“It's very difficult to remember what pesticides you're exposed to,” Crump said.
But Shepard said that while she agreed that recall bias is a feature of case-control studies, “it doesn't necessarily mean that they should be disregarded.”
The meeting featured more than an entire day of public comments, including a presentation by Peter Infante, a consultant and former OSHA epidemiologist who was originally included on the panel but was left off the roster after CropLife America questioned his objectivity. Speaking with reporters, Infante said he did not leave the panel voluntarily but declined to go into more detail. EPA has repeatedly declined to comment on the matter.
Infante said his review of the epidemiological data, which focused on non-Hodgkin lymphoma, showed that glyphosate should be considered a likely human carcinogen.
There also was a lengthy presentation by representatives of Monsanto, glyphosate's original registrant. The scientists supported EPA's evaluation and noted that every regulatory body that has looked at glyphosate has concluded it is not carcinogenic.
The controversy over the chemical primarily stems not from any regulatory finding, but from a conclusion by the World Health Organization's International Agency for Research on Cancer in March 2015 that glyphosate probably causes cancer in humans.
At the SAP meeting, representatives of both the European Food Safety Authority and the German Federal Institute for Risk Assessment offered testimony disagreeing with the IARC conclusion.

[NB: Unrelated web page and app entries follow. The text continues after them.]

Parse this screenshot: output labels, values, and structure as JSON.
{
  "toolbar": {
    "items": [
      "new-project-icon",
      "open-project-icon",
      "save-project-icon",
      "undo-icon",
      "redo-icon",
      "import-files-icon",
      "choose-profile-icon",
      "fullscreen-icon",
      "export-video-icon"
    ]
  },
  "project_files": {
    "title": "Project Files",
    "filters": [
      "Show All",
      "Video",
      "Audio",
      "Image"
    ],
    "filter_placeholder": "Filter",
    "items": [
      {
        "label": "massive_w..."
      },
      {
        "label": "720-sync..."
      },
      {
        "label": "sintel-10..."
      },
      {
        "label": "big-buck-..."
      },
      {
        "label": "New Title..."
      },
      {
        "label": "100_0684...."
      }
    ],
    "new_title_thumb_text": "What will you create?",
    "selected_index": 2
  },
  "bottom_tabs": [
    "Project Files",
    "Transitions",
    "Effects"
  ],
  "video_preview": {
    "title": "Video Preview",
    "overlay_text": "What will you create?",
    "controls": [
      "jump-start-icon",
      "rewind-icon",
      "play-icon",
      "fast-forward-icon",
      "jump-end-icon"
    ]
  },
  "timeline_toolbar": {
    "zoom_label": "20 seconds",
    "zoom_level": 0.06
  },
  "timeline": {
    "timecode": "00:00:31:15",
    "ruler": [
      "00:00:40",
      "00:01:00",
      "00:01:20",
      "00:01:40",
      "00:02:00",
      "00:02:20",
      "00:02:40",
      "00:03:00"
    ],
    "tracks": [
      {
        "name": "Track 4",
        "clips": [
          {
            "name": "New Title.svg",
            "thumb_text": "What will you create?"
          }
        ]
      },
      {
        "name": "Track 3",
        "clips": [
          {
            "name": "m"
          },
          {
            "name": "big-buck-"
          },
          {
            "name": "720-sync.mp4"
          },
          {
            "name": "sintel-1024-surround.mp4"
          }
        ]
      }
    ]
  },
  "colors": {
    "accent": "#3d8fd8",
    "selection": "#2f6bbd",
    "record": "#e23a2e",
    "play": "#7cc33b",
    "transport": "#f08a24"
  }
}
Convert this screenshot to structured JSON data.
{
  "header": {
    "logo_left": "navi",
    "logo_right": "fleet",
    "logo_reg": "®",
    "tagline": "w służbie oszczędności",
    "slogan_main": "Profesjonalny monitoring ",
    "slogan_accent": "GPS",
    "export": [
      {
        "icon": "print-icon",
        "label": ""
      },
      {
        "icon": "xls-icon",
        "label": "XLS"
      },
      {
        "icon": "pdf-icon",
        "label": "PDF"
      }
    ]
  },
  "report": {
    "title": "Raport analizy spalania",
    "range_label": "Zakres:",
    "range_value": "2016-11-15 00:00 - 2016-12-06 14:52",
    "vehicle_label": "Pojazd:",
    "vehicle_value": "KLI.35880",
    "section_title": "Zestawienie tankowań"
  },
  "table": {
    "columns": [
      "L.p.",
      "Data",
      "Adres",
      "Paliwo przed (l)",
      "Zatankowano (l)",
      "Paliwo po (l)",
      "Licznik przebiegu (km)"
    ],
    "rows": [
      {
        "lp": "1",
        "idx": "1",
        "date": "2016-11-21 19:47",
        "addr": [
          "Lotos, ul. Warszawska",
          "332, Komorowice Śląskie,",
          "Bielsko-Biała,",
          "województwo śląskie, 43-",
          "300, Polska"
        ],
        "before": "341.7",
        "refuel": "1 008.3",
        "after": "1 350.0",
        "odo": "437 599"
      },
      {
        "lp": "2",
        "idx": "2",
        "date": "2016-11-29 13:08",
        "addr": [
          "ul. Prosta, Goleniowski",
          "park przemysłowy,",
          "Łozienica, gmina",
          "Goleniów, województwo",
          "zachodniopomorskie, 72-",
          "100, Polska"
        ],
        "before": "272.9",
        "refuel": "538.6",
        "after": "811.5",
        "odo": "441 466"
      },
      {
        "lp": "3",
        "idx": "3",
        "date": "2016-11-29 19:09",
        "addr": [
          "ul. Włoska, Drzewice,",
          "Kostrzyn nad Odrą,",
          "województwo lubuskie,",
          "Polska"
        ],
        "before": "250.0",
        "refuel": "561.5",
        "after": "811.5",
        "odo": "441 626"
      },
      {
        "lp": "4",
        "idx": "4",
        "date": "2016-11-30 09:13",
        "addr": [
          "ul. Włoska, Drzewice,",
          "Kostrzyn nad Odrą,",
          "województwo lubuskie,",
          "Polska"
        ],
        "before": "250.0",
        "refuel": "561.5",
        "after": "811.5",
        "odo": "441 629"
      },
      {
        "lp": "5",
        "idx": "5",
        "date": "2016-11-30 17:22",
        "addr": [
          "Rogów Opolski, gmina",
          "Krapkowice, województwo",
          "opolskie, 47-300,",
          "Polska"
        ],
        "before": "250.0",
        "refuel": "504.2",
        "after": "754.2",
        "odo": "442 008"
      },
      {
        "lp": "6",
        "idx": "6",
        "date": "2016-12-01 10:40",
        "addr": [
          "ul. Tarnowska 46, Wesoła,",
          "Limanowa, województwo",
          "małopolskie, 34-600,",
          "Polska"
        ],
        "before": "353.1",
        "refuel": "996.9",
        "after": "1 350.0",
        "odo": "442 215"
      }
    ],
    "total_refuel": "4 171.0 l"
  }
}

“Glyphosate is unlikely to be genotoxic, neurotoxic or toxic for the reproduction or development and is unlikely to pose a carcinogenic hazard to humans,” the EFSA presentation said.
Dow AgroSciences, Syngenta, BASF and DuPont Crop Protection also made presentations backing the “not likely” conclusion. On the other side of the question were groups such as Center for Food Safety, the Natural Resources Defense Council and Consumers Union.
NRDC said EPA improperly dismissed evidence of elevated cancer in rodent studies. CFS said that even a finding of carcinogenicity for glyphosate would not lead to its banning. “Many pesticides that EPA has designated ‘likely to be carcinogenic to humans' or ‘probable human carcinogens' are in widespread use today,” the group said.